Meanwhile, Sue Bridehead is described as a saint, a pagan, a narcissist as well as a boyish and sexless maiden. She is modern in mind but masochist in character; and the division destroys her, making a shambles of her mind and a mere sterile discipline of her character...She is consumed by vanity, the vanity of the sufferer who takes his suffering as a mark of distinction and bears a cross heavier than even fate might demand. Sue cannot leave anything alone, neither her men nor herself: she needs always to be tampering and testing, communicating and quivering. Her life is full of contradictions: her vulnerabilities and insecurities that are quite beyond anything we’ve ever encountered. It's not a fear of sex and it's not a fear of love; it's a fear of losing independence. She loves Jude from the moment she meets him, but she uses this independence thing she feels she's got in order to call the shots. If she just let herself go, she would be a lot happier.
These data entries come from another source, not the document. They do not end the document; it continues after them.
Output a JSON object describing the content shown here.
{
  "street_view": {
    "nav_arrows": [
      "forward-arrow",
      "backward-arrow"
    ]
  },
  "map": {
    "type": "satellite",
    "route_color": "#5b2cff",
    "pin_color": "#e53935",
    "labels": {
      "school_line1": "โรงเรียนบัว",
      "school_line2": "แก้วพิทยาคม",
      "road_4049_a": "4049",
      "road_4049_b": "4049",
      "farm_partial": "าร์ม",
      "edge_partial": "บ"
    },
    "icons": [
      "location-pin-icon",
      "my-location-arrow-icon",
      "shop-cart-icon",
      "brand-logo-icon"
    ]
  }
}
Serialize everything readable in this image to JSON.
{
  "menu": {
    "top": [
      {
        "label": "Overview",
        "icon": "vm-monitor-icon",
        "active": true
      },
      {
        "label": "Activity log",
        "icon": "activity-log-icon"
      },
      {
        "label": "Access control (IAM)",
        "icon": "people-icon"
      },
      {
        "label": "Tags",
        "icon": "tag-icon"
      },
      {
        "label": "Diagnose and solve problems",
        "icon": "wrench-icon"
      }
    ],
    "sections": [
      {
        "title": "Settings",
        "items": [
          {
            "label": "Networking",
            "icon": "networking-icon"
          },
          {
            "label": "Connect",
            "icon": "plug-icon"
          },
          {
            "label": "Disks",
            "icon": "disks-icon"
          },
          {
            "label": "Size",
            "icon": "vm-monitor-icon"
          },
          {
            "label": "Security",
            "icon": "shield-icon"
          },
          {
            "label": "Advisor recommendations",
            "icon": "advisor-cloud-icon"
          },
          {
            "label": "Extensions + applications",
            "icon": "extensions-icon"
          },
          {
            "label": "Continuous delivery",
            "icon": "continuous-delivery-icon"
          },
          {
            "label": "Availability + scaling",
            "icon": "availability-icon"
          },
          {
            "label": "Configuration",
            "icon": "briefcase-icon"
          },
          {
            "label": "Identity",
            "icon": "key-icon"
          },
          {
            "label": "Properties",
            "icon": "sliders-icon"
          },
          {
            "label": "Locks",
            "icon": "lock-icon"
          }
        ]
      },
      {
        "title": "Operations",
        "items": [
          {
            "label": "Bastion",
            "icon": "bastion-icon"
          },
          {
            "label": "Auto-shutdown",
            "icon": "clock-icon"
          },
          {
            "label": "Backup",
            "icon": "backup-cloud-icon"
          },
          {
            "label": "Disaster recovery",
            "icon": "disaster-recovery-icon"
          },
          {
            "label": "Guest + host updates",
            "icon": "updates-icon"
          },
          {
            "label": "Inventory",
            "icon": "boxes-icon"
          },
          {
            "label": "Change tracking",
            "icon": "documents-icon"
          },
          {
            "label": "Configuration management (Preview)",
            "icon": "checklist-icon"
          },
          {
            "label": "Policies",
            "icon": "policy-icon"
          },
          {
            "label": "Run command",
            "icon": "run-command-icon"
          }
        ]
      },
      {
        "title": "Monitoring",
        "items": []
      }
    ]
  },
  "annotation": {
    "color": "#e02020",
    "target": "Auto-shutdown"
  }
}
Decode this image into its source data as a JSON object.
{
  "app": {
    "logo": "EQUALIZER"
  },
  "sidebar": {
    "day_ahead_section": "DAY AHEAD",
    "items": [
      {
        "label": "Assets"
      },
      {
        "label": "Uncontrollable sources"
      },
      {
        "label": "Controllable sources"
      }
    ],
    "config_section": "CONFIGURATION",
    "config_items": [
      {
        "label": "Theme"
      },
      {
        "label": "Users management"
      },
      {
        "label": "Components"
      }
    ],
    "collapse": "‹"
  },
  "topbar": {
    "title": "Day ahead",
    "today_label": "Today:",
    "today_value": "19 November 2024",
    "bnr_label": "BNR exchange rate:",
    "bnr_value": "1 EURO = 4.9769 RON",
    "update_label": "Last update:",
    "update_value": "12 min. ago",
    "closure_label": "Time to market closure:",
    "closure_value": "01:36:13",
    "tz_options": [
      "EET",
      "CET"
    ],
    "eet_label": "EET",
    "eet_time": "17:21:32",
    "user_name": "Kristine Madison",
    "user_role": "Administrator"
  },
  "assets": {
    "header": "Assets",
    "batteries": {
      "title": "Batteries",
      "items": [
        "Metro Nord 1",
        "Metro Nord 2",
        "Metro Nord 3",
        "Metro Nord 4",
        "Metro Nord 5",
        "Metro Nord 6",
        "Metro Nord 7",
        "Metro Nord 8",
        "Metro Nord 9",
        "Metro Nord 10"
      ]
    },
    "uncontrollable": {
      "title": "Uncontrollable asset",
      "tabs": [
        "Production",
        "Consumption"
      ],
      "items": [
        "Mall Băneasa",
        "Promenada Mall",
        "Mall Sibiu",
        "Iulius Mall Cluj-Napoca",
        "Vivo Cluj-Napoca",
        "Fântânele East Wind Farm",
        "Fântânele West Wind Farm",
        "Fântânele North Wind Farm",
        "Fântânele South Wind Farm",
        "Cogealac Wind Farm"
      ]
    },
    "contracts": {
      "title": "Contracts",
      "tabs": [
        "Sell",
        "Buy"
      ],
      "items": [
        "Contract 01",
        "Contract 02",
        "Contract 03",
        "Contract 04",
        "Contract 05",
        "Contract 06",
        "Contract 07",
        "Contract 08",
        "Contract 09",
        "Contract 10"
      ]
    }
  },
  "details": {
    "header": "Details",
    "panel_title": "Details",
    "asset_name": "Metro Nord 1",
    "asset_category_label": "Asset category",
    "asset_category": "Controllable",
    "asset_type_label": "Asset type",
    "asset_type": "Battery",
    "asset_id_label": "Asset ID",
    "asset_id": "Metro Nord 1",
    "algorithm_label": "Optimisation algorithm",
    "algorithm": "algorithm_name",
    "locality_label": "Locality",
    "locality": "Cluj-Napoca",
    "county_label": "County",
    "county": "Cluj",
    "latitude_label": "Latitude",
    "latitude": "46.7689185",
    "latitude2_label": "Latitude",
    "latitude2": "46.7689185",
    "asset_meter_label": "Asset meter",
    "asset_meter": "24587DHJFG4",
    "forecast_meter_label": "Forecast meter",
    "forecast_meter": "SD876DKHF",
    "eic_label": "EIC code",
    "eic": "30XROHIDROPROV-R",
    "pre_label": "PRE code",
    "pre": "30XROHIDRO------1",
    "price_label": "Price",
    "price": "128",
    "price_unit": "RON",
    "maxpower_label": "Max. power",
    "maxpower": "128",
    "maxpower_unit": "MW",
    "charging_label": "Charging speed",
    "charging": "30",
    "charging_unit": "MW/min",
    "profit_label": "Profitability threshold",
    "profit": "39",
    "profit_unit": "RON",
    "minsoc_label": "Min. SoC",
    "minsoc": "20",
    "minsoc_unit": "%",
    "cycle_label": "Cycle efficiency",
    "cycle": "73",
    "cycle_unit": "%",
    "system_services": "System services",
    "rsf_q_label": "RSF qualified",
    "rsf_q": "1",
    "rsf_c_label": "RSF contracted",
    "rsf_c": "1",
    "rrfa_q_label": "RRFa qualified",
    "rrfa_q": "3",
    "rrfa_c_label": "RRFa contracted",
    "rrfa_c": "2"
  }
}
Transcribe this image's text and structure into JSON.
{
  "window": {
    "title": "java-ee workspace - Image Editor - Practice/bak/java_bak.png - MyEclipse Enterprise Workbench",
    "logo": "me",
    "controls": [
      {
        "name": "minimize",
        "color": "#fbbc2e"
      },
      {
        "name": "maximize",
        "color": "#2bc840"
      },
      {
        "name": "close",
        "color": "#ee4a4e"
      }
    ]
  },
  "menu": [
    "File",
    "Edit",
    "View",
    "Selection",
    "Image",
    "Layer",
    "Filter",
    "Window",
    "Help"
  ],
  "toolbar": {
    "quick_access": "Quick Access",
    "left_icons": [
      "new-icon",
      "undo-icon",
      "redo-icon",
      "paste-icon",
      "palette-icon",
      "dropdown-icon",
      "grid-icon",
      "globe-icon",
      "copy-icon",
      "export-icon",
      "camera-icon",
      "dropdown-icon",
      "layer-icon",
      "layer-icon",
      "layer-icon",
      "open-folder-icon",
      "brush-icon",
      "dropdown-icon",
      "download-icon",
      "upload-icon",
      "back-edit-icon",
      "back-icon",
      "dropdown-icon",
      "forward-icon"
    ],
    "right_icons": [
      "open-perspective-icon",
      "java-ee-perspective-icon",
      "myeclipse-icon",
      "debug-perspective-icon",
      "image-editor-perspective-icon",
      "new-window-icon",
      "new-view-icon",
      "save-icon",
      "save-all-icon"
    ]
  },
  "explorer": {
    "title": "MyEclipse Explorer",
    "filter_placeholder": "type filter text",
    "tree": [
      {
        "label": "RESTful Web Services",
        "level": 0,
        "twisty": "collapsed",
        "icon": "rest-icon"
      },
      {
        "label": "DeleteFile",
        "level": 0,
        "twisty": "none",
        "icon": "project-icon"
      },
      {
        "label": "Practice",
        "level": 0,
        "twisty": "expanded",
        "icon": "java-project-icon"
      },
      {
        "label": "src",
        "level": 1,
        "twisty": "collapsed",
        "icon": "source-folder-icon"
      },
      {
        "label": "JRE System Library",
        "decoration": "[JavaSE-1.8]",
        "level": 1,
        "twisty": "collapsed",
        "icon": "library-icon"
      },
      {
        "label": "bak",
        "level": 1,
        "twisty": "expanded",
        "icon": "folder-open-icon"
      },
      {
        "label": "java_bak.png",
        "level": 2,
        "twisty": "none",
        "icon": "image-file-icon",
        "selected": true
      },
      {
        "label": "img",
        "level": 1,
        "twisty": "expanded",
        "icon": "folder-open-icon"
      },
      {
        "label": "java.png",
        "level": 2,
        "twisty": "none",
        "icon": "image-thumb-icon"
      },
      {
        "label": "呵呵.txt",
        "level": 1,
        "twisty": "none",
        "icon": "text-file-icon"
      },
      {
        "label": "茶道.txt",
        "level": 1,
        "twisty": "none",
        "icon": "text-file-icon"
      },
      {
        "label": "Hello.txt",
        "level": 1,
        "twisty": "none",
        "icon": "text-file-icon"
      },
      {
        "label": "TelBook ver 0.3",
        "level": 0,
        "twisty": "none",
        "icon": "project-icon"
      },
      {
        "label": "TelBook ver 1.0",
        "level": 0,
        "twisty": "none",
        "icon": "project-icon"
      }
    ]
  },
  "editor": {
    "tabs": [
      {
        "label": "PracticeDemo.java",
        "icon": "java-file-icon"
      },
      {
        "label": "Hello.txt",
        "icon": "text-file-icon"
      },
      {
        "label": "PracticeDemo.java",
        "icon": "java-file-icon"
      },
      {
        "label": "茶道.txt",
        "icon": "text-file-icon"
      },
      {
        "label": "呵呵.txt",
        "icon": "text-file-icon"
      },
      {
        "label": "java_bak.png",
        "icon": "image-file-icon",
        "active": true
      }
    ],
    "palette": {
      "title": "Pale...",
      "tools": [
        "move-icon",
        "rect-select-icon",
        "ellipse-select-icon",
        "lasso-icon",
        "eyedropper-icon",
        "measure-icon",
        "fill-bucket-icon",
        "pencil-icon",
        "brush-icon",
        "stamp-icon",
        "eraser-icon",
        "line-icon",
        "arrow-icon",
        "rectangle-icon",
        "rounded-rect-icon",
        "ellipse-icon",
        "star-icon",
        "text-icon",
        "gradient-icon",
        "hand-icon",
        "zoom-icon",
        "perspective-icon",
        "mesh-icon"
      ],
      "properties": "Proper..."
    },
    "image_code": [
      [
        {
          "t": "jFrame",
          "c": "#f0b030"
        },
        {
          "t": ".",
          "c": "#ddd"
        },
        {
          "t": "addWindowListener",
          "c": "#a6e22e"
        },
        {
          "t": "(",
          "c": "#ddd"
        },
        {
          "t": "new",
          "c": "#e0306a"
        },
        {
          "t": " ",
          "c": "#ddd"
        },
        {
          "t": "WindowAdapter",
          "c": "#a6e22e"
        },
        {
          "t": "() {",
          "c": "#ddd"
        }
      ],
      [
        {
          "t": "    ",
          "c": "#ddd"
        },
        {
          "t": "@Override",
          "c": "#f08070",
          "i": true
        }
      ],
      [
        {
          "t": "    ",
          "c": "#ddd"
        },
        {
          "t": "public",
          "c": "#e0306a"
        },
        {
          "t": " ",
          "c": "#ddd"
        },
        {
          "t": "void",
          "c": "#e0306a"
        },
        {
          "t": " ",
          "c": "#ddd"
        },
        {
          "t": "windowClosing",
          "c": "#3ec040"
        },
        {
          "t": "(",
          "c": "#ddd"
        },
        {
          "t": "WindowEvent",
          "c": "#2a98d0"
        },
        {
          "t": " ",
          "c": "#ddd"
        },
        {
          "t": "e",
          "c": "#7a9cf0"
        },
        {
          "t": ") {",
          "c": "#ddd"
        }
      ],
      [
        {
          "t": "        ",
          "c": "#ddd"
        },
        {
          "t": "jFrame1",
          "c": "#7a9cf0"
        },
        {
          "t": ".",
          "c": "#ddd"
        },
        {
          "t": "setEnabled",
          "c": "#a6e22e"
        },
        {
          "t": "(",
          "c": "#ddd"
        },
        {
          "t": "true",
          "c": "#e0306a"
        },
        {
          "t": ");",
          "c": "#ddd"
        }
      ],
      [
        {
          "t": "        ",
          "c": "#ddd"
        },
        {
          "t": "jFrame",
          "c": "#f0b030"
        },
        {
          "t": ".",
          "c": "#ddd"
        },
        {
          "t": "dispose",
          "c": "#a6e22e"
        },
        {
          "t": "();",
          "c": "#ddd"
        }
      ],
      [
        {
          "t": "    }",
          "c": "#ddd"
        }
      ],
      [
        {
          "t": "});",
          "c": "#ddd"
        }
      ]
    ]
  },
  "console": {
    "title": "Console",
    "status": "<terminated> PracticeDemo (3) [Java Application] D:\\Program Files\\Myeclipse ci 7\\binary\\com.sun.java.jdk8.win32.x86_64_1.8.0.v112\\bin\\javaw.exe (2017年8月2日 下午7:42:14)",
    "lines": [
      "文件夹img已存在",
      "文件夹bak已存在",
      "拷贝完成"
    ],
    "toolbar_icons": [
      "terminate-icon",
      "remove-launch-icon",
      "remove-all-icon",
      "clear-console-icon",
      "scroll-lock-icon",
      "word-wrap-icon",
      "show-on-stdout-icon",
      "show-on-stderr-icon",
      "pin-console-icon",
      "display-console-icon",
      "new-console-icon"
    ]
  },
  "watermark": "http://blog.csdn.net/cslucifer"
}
In each stage of their lives of the heroines, they had diversified dreams. In their childhood, their initial beauty and innocence twinkled in “the vale of Blackmore ”, “where tourists and landscape painters had usually avoided”; Egdon Heath, where proud Eustacia fervently awaits a clandestine meeting with her lover; and “the sea-swept outskirt of Lower Wessex”, where a misty and shady blue-eyed girl, Elfride Swancourt, is portrayed as vain and superficial deficiencies which lead her to vicissitudes and “proneness to inconstancy”. Being members of lower class, growing up in a unhealthy situation, they kept on searching for opportunities in order to idealize their dreams of girlhood; to ameliorate their early life; to capture and bewitch their lovers; yet they can’t get away from being trapped in neurosis, which is because of their being out of protection in childhood. That is to say, in order to grow healthily, they kept on searching for glory, searching for unity and searching for self-actualization. In the process of elaboration of their pain-taking dreams, they developed three strategies-- moving toward people; moving away from people and moving against people. Being one of the solutions, dream is the disguised expression of wish fulfillment and always manifested as reveries, fantasies and Somnambulism. Like neurotic symptoms, dreams are effects of compromises in the psyche between desires and prohibitions. As to dreams, no matter how iridescent, ambitious, ecstatic or idealized the dreams were, they faded inevitably into illusion in the end. The collapse of the dreams generates the dreamers’ distortion in personality, which includes melancholy, isolation, depression, tenaciousness, self-indulgence, hostility, desperation, narcissism and drastic actions, even to schizophrenia. Meanwhile, the unattained neurotic needs of the target heroines of my thesis crash together with their tragedies even disasters. In healthy development, people use parts of all these. But in unhealthy experiences of Thomas Hardy’s heroines’, they did all of them and fixated on them. To some extents, parental abuse, lack of respect and neglect led to their basic anxieties, fickleness, vacillation and hypocriticalness.